A brand’s show is not just covered through its own media channels, but of others too, all of which have their own multimedia channels and presences on different platforms as well. Vogue, as the report puts it, is no longer just print, but also an online fashion ‘bible’ that can help a brand to expand its reach and grow engagement not just with still images, but also moving content.
Just 60 days after Pyer Moss’ show, the MIV® on YouTube grew by 16,128 percent. aAll of the top 10 videos came from media publications covering the show or creating related content. The increase of MIV® from the Media Voice after 60 days of the event was a staggering 13,276 percent, with 31 additional placements.
“The show itself was the centrepiece sparked conversations across the industry, not only about fashion but about social justice,” said Blasberg. “Publications like Vogue Harper's Bazaar, the Associated Press kept that discussion going well past the day the show generating remarkable growth in viewership across the board.”
It goes without saying that brands need to build campaigns that try to connect the physical and digital worlds. Following the success of his first “show-in-a-box” concept, designer Jonathan Anderson returned to the format to present for his SS21 collection.
Taking a creative and interactive approach, Anderson demonstrated a masterclass in how to create lasting momentum behind the limited time frame of a runway show. By sending a box to editors and key people in the fashion industry, that including paper silhouettes of JW Anderson’s latest collection, he encouraged people to touch and play with the cut-out garments, while they simultaneously watches a YouTube video of him talking through the clothes and each element of the box, giving further depth and content to the physical items they received.
JW Anderson achieved a 2,989 percent increase in YouTube engagement 60 days post-launch, and the campaign is still continuing its momentum, resulting in a longer term success. Views of the YouTube video on the brand’s SS21 collection increased by 555 percent over the following 60 days.
“The biggest thing that we noticed is that previously brands were hesitant on pulling back the curtain too much, and they felt like this moment in time needed to be preserved for the fashion elite,” said Bringé. “But what we have seen perform the best is those brands that are continuing to mould, or to put together the physical and the digital, and that's absolutely going to be the future.”
And last but not least, when it comes to creating content on YouTube, brands should think about creating more of a series than just a one-off posting. In addition to live-streaming its show, Versace also released five videos in relation to its Versacepolis collection. The brand saw an increase of more than 500 percent in MIV® and over 700 percent in engagement as a result of its frequent posting within the 60 days post-show. Like most social platforms, YouTube encourages users to publish uploads frequently, so brands who make smart decisions on posting frequency will see positive results.
In the end, the key to an increased brand performance lies in creating a long-term strategy; introducing a series of video content rather than a one-off posting helps create a lasting impact.

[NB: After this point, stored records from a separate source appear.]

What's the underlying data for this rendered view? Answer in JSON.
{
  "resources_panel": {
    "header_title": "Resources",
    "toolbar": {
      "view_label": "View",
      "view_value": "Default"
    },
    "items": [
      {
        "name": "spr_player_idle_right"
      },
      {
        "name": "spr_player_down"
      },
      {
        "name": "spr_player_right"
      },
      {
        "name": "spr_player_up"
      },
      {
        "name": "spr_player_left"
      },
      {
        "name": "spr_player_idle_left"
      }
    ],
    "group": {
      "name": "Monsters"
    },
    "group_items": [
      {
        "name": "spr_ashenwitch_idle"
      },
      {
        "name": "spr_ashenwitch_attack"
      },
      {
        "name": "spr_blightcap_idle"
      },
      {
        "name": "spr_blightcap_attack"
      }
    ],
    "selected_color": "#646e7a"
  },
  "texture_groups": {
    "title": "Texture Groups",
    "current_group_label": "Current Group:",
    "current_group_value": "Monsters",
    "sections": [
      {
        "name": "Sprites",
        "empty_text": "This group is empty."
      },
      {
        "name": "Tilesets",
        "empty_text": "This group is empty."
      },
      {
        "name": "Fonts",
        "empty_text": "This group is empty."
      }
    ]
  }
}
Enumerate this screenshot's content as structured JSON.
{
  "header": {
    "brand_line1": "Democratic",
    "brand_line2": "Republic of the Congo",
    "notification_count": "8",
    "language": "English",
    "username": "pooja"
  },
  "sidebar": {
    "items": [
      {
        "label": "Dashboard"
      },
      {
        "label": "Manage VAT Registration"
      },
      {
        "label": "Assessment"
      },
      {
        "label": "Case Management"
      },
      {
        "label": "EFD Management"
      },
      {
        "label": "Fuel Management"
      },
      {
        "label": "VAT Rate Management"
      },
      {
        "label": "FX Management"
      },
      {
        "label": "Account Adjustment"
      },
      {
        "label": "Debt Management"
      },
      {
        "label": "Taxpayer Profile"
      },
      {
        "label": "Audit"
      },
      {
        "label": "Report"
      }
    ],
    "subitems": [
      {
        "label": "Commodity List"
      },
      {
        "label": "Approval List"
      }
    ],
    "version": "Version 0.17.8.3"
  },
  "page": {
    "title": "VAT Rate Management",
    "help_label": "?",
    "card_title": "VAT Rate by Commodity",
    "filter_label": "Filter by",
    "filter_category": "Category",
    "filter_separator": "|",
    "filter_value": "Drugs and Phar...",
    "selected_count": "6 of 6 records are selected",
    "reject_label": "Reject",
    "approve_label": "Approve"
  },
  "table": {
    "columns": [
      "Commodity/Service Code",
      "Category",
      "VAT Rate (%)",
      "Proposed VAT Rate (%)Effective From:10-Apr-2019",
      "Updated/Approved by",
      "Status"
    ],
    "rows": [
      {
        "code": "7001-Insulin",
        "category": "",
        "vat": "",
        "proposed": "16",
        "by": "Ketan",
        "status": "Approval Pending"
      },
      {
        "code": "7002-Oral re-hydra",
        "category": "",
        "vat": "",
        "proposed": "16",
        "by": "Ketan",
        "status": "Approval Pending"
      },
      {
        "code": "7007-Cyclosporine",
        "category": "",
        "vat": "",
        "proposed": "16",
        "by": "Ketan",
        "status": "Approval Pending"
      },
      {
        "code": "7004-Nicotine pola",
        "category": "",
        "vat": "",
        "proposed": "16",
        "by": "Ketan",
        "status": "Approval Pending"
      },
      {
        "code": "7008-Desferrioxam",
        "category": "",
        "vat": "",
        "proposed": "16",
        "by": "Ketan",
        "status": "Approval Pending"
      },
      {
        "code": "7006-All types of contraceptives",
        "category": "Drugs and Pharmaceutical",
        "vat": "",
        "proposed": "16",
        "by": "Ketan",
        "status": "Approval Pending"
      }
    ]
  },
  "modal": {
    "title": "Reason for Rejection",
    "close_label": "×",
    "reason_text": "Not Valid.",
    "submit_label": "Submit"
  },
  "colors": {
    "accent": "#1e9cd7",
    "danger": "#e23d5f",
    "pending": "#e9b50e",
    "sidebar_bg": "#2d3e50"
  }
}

“What we constantly reinforce to our fashion partners is that the golden rule for YouTube is that content should be around six to 10 minutes long, it should have a narrative, so has a beginning, a middle, and an end and that it reveals a secret, teaches a lesson or peels back the curtain in some way to the viewer,” said Blasberg.
“So, the best content definitely tells a story. It's more than just a pretty video of a girl walking down the beach holding a purse or models walking back and forth on the runway,” he added. “Right now, to win in the digital sphere, you need to think beyond the runway, you need to think about how to tell your story on your own channel and on your own terms, and control your own narrative,” he added.